**TASK REQUIREMENTS:** From the entries, filter out every line that lacks "selected" and copy the rest.

[Stored records]
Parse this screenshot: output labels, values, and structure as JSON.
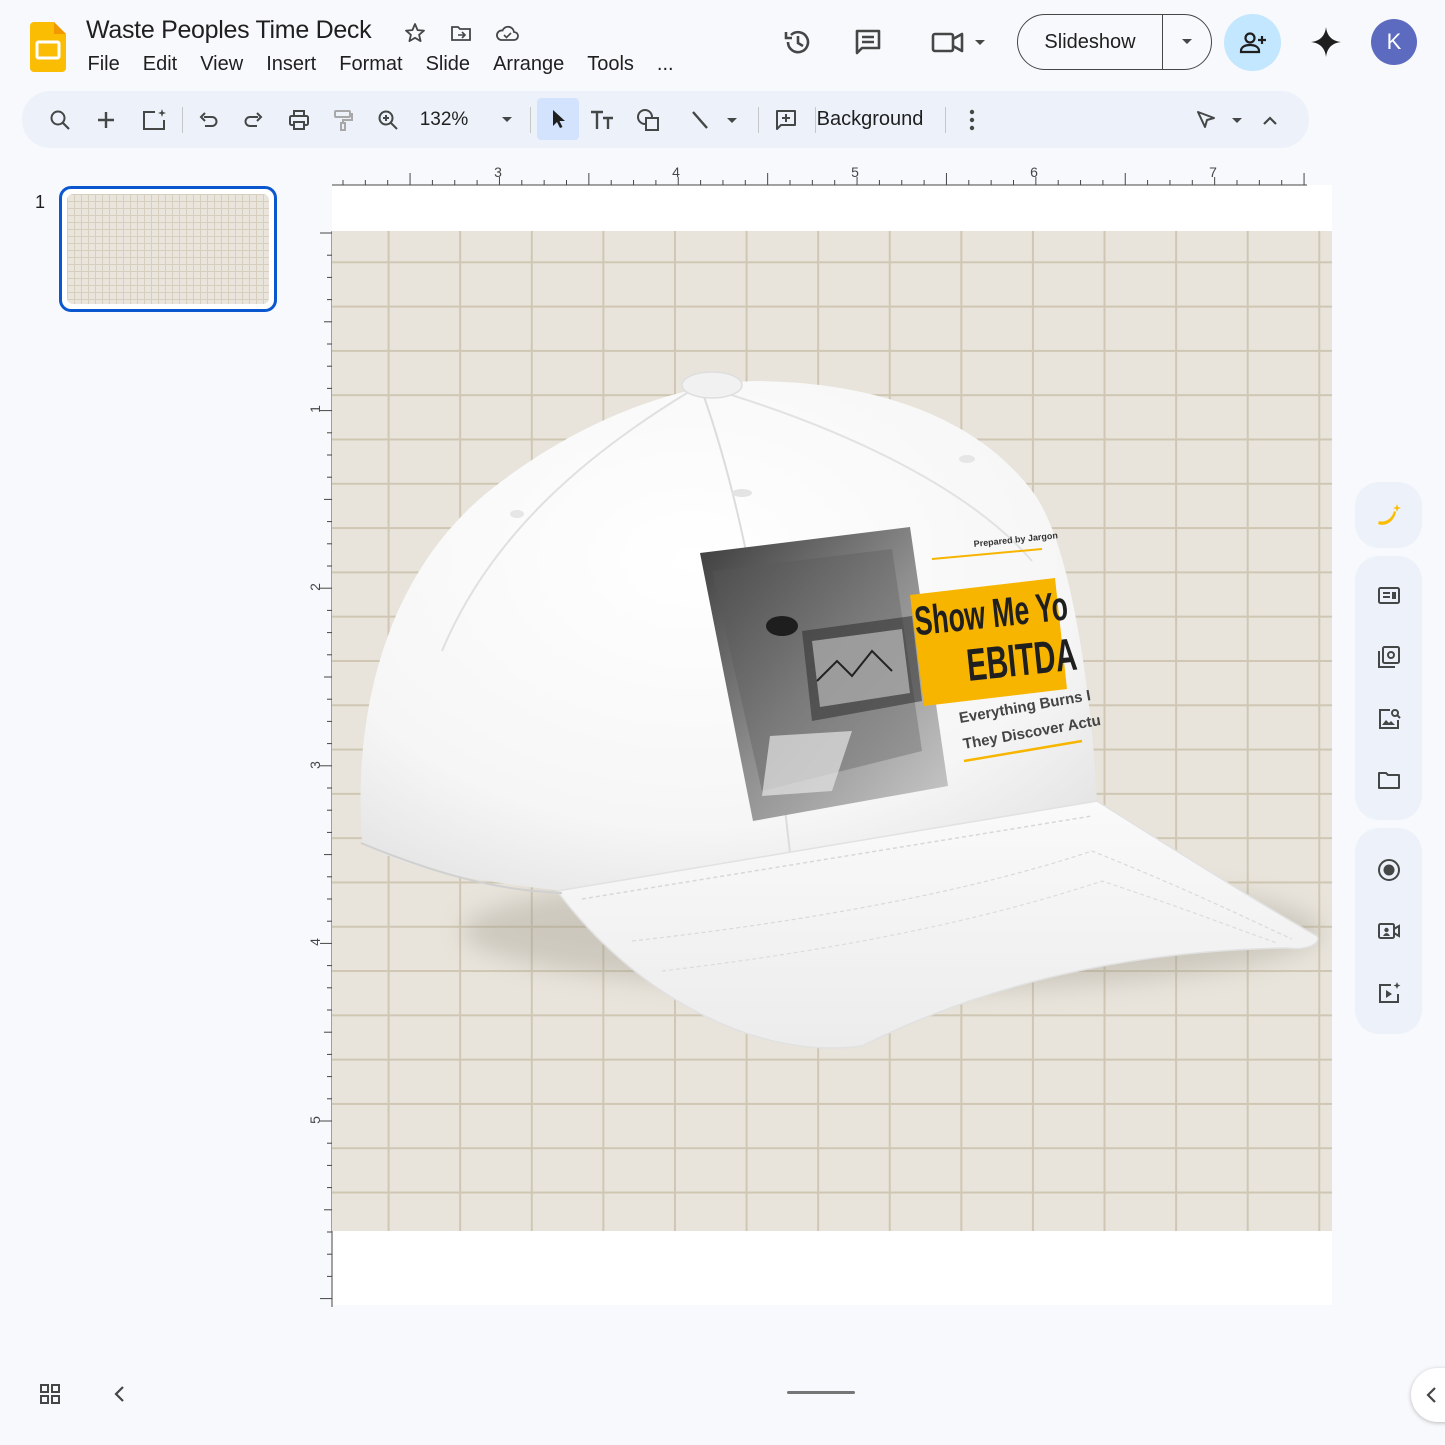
{
  "app": {
    "name": "Google Slides",
    "brand_color": "#fbbc04",
    "accent": "#0b57d0"
  },
  "document": {
    "title": "Waste Peoples Time Deck"
  },
  "title_icons": [
    "star-icon",
    "move-to-folder-icon",
    "cloud-saved-icon"
  ],
  "menu": [
    "File",
    "Edit",
    "View",
    "Insert",
    "Format",
    "Slide",
    "Arrange",
    "Tools",
    "..."
  ],
  "header": {
    "slideshow_label": "Slideshow",
    "avatar_letter": "K"
  },
  "toolbar": {
    "zoom": "132%",
    "background_label": "Background"
  },
  "filmstrip": {
    "slides": [
      {
        "number": "1",
        "selected": true
      }
    ]
  },
  "ruler": {
    "horizontal_labels": [
      "3",
      "4",
      "5",
      "6",
      "7"
    ],
    "vertical_labels": [
      "1",
      "2",
      "3",
      "4",
      "5"
    ]
  },
  "slide": {
    "background": "beige grid",
    "image": {
      "subject": "white baseball cap with printed patch",
      "patch": {
        "prepared_by": "Prepared by Jargon",
        "headline_line1": "Show Me Yo",
        "headline_line2": "EBITDA",
        "subline1": "Everything Burns I",
        "subline2": "They Discover Actu",
        "accent_color": "#f7b500"
      }
    }
  },
  "side_panel_icons": [
    "banana-sparkle-icon",
    "layout-icon",
    "slide-library-icon",
    "image-search-icon",
    "folder-icon",
    "record-icon",
    "camera-icon",
    "video-sparkle-icon"
  ]
}
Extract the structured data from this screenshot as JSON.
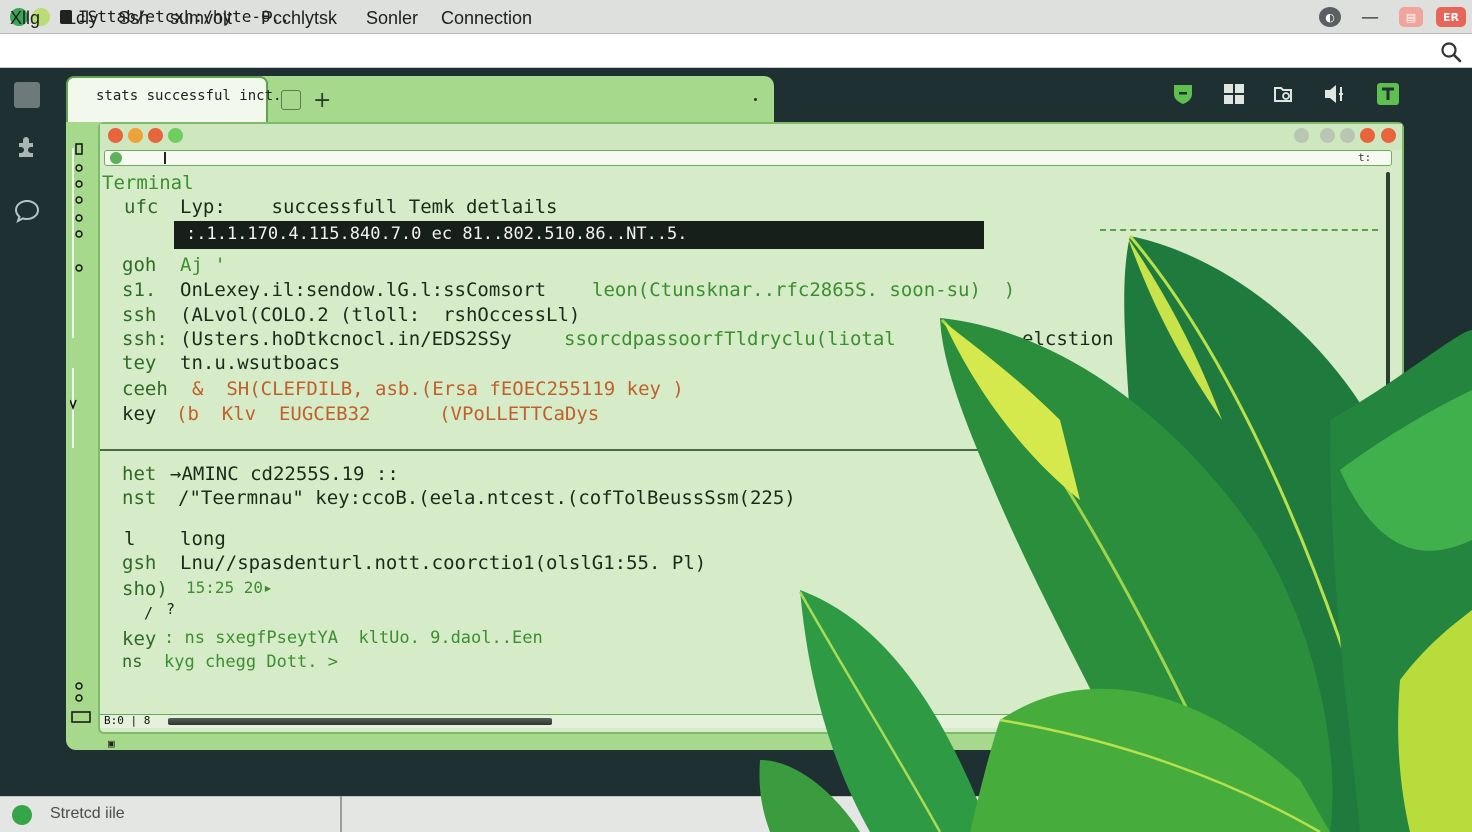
{
  "window": {
    "title": "ISttab/etcxh:/hyte-θ..",
    "controls": [
      "",
      "—",
      "",
      "ER"
    ]
  },
  "menu": {
    "items": [
      "Xllg",
      "Lcly",
      "Ssh",
      "sumvolt",
      "Pcchlytsk",
      "Sonler",
      "Connection"
    ]
  },
  "tabs": {
    "active_label": "stats successful inct.",
    "add_label": "+"
  },
  "address_bar": {
    "end_text": "t:"
  },
  "terminal": {
    "heading": "Terminal",
    "lines": [
      {
        "k": "ufc",
        "v": "Lyp:    successfull Temk detlails"
      },
      {
        "k": "",
        "v": ":.1.1.170.4.115.840.7.0 ec 81..802.510.86..NT..5."
      },
      {
        "k": "goh",
        "v": "Aj '"
      },
      {
        "k": "s1.",
        "v": "OnLexey.il:sendow.lG.l:ssComsort"
      },
      {
        "k": "ssh",
        "v": "(ALvol(COLO.2 (tloll:  rshOccessLl)"
      },
      {
        "k": "ssh:",
        "v": "(Usters.hoDtkcnocl.in/EDS2SSy"
      },
      {
        "k": "tey",
        "v": "tn.u.wsutboacs"
      },
      {
        "k": "ceeh",
        "v": "&  SH(CLEFDILB, asb.(Ersa fEOEC255119 key )"
      },
      {
        "k": "key",
        "v": "(b  Klv  EUGCEB32      (VPoLLETTCaDys"
      },
      {
        "k": "het",
        "v": "→AMINC cd2255S.19 ::"
      },
      {
        "k": "nst",
        "v": "/\"Teermnau\" key:ccoB.(eela.ntcest.(cofTolBeussSsm(225)"
      },
      {
        "k": "l",
        "v": "long"
      },
      {
        "k": "gsh",
        "v": "Lnu//spasdenturl.nott.coorctio1(olslG1:55. Pl)"
      },
      {
        "k": "sho)",
        "v": "15:25 20▸"
      },
      {
        "k": "/",
        "v": "?"
      },
      {
        "k": "key",
        "v": ": ns sxegfPseytYA  kltUo. 9.daol..Een"
      },
      {
        "k": "ns",
        "v": "kyg chegg Dott. >"
      }
    ],
    "fragments": {
      "soon_tail": "leon(Ctunsknar..rfc2865S. soon-su)  )",
      "sso_tail": "ssorcdpassoorfTldryclu(liotal",
      "right_tail": "elcstion"
    },
    "strip_label": "B:0 | 8"
  },
  "status": {
    "text": "Stretcd iile"
  },
  "colors": {
    "accent": "#a6d98c",
    "terminal_bg": "#d6ecc8",
    "highlight_bg": "#171f1b",
    "status_ok": "#36a548",
    "orange_text": "#c0602a"
  }
}
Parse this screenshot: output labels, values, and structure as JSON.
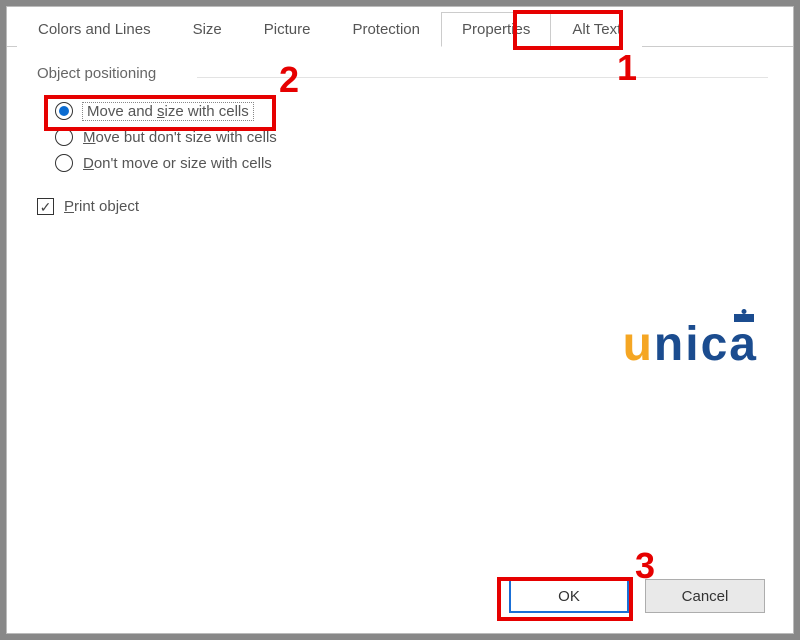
{
  "tabs": {
    "colors": "Colors and Lines",
    "size": "Size",
    "picture": "Picture",
    "protection": "Protection",
    "properties": "Properties",
    "alttext": "Alt Text"
  },
  "section": {
    "title": "Object positioning"
  },
  "radios": {
    "opt1_pre": "Move and ",
    "opt1_u": "s",
    "opt1_post": "ize with cells",
    "opt2_u": "M",
    "opt2_post": "ove but don't size with cells",
    "opt3_u": "D",
    "opt3_post": "on't move or size with cells",
    "selected": "move_and_size"
  },
  "checkbox": {
    "print_u": "P",
    "print_post": "rint object",
    "checked": true
  },
  "buttons": {
    "ok": "OK",
    "cancel": "Cancel"
  },
  "annotations": {
    "n1": "1",
    "n2": "2",
    "n3": "3"
  },
  "logo": {
    "u": "u",
    "n": "n",
    "i": "i",
    "c": "c",
    "a": "a"
  }
}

**RESPONSE AREA:**
        "selected": true
    "selected": "move_and_size"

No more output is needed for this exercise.